Being accepted in advance by a top MBA program can really take the pressure off. Or put it on.
What was once a very limited concept has become almost commonplace in the MBA universe. Harvard forged the way many years ago with their 2+2 program, where undergrads eager to secure their seat at HBS were allowed to apply while still enrolled in college, then upon acceptance, would work in the “real world” for two years before matriculating. They now allow deferral for up to four years, but there are no specific work requirements. The idea caught on and now there are several reputable “early admissions” or “deferred admissions” programs.
The jumping in point for all the programs is exactly the same: be an exemplary college student.

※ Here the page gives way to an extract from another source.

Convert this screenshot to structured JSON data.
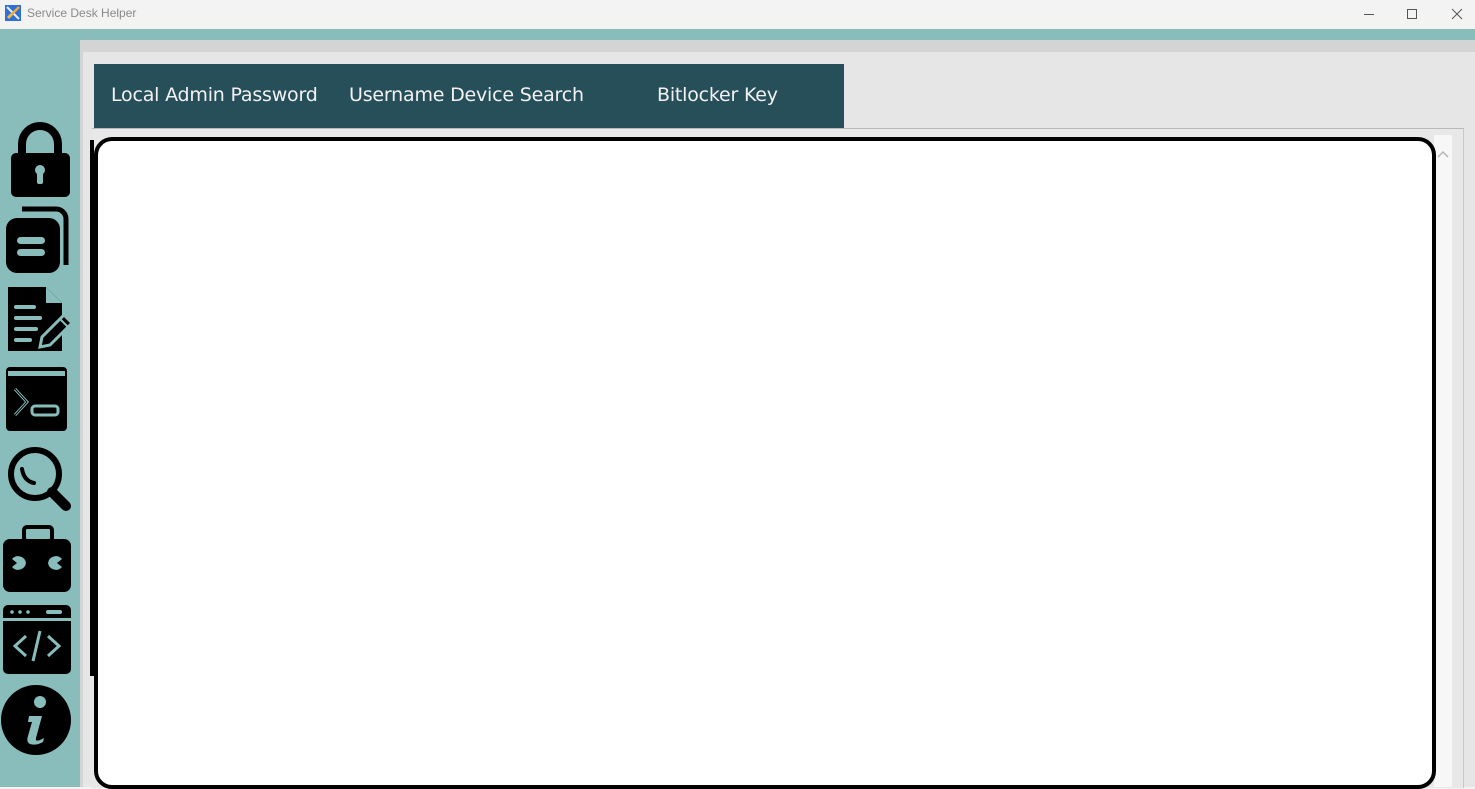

Some programs, including HBS now also allow Master’s students to apply, but the caveat is you can’t have any full time work experience on the resume. These programs were essentially devised to attract non-traditional b-school applicants such as engineering students who might not be considering business school so soon. While there are plenty of regular applicants to business school who majored in engineering, because of the rigors and dedication required to complete a top engineering program, graduates typically want to apply those skills right away in a high-paying job instead of diving into another discipline and logging more school.
Early access programs don’t really care about your major, but they do care about your stats.
Engineering majors aren’t the only ones getting accepted early, but if you’re going to be competitive, you will definitely need a very high GMAT score and excellent grades as a start. Still, that’s not going to be enough. You will also need excellent recommendations and some impressive stories of impact on your school or community. Having an early track record of leadership is also a must. Know that the most impressive students in the country are vying for the best programs, so if you are daunted by pressure, you might not be a good candidate for early admission.
Some programs are exclusively for students in their own undergrad programs.
MIT Sloan uses early access to attract existing MIT undergrads to its business school, but Wharton is the best example with the Moelis Advance Access Program. UPenn undergrads who make the cut (and there were only 16 chosen last year) receive some nice perks, such as early access to the Wharton community, exclusive career services, mentoring opportunities with Wharton alumni, annual retreats and even cash—a $10,000 stipend to be exact. But there are high expectations and the eyes of the Wharton network are watching you as a 21 year old—which can be intimidating for someone whose friends may not have even chosen their career area yet.
The rest of the players in this arena are basically the usual suspects.
Stanford GSB has their Deferred Enrollment option in every round and is flexible to allow deferring the start for up to three years. You can also apply as a college senior to go directly into the GSB without working at all, but Stanford has always had a bias in favor of younger applicants anyway. They do reserve the right to ask DE recipients to work first, however. Then there’s Chicago Booth which has two separate options for go-getters including a regular deferral through their Booth Scholars Program and even a part time option called the Chicago Business Fellows Program, the latter of which has been very popular during the boom economy since it allows you to keep your day job. Rounding out the M7 is Yale Silver Scholars, which has been around almost as long as HBS 2+2. Yale is similar, but puts candidates into their core MBA curriculum directly out of college, followed by a year of work experience before a third year to finish the MBA. A relatively new kid on the block, the Darden School at UVA now tags along with the Future Year Scholars Program, which recruits college seniors to compete for a $15,000 fellowship and perks similar to Wharton’s program.